| TRY IT |
Retype the complete listing exactly as it appears.

| DATA TO EXAMINE |
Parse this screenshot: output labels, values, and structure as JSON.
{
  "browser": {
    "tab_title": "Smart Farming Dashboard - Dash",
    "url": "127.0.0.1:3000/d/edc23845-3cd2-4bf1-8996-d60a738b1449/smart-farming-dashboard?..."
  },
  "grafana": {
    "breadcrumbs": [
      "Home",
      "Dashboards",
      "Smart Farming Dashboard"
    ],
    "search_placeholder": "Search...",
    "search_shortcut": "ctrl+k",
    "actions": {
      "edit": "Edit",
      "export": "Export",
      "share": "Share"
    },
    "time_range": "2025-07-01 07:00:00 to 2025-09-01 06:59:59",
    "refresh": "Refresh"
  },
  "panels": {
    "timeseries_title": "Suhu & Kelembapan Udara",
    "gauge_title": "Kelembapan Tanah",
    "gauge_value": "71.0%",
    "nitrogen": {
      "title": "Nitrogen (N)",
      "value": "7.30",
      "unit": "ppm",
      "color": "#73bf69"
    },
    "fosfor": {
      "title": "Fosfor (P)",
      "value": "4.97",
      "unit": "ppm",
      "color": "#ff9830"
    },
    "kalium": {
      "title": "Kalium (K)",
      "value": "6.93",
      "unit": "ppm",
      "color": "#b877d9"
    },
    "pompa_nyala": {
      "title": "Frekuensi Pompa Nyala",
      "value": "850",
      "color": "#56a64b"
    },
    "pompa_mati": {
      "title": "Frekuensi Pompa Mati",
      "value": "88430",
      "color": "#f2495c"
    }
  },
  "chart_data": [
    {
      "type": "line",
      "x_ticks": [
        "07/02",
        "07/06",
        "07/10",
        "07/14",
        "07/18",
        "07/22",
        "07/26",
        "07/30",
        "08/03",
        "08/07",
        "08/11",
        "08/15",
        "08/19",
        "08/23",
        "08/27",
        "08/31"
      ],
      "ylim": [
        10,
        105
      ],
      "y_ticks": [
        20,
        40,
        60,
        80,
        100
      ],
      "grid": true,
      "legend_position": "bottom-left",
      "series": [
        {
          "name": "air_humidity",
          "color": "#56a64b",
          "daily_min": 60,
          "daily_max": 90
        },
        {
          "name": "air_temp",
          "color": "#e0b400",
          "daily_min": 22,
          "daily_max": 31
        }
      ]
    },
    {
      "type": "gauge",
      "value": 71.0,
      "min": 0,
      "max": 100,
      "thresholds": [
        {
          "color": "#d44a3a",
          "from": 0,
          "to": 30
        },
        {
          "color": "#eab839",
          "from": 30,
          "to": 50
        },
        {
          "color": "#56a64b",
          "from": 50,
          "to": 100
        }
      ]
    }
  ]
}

| OUTPUT BELOW |
Parse this screenshot: output labels, values, and structure as JSON.
{
  "browser": {
    "tab_title": "Smart Farming Dashboard - Dash",
    "url": "127.0.0.1:3000/d/edc23845-3cd2-4bf1-8996-d60a738b1449/smart-farming-dashboard?..."
  },
  "grafana": {
    "breadcrumbs": [
      "Home",
      "Dashboards",
      "Smart Farming Dashboard"
    ],
    "search_placeholder": "Search...",
    "search_shortcut": "ctrl+k",
    "actions": {
      "edit": "Edit",
      "export": "Export",
      "share": "Share"
    },
    "time_range": "2025-07-01 07:00:00 to 2025-09-01 06:59:59",
    "refresh": "Refresh"
  },
  "panels": {
    "timeseries_title": "Suhu & Kelembapan Udara",
    "gauge_title": "Kelembapan Tanah",
    "gauge_value": "71.0%",
    "nitrogen": {
      "title": "Nitrogen (N)",
      "value": "7.30",
      "unit": "ppm",
      "color": "#73bf69"
    },
    "fosfor": {
      "title": "Fosfor (P)",
      "value": "4.97",
      "unit": "ppm",
      "color": "#ff9830"
    },
    "kalium": {
      "title": "Kalium (K)",
      "value": "6.93",
      "unit": "ppm",
      "color": "#b877d9"
    },
    "pompa_nyala": {
      "title": "Frekuensi Pompa Nyala",
      "value": "850",
      "color": "#56a64b"
    },
    "pompa_mati": {
      "title": "Frekuensi Pompa Mati",
      "value": "88430",
      "color": "#f2495c"
    }
  },
  "chart_data": [
    {
      "type": "line",
      "x_ticks": [
        "07/02",
        "07/06",
        "07/10",
        "07/14",
        "07/18",
        "07/22",
        "07/26",
        "07/30",
        "08/03",
        "08/07",
        "08/11",
        "08/15",
        "08/19",
        "08/23",
        "08/27",
        "08/31"
      ],
      "ylim": [
        10,
        105
      ],
      "y_ticks": [
        20,
        40,
        60,
        80,
        100
      ],
      "grid": true,
      "legend_position": "bottom-left",
      "series": [
        {
          "name": "air_humidity",
          "color": "#56a64b",
          "daily_min": 60,
          "daily_max": 90
        },
        {
          "name": "air_temp",
          "color": "#e0b400",
          "daily_min": 22,
          "daily_max": 31
        }
      ]
    },
    {
      "type": "gauge",
      "value": 71.0,
      "min": 0,
      "max": 100,
      "thresholds": [
        {
          "color": "#d44a3a",
          "from": 0,
          "to": 30
        },
        {
          "color": "#eab839",
          "from": 30,
          "to": 50
        },
        {
          "color": "#56a64b",
          "from": 50,
          "to": 100
        }
      ]
    }
  ]
}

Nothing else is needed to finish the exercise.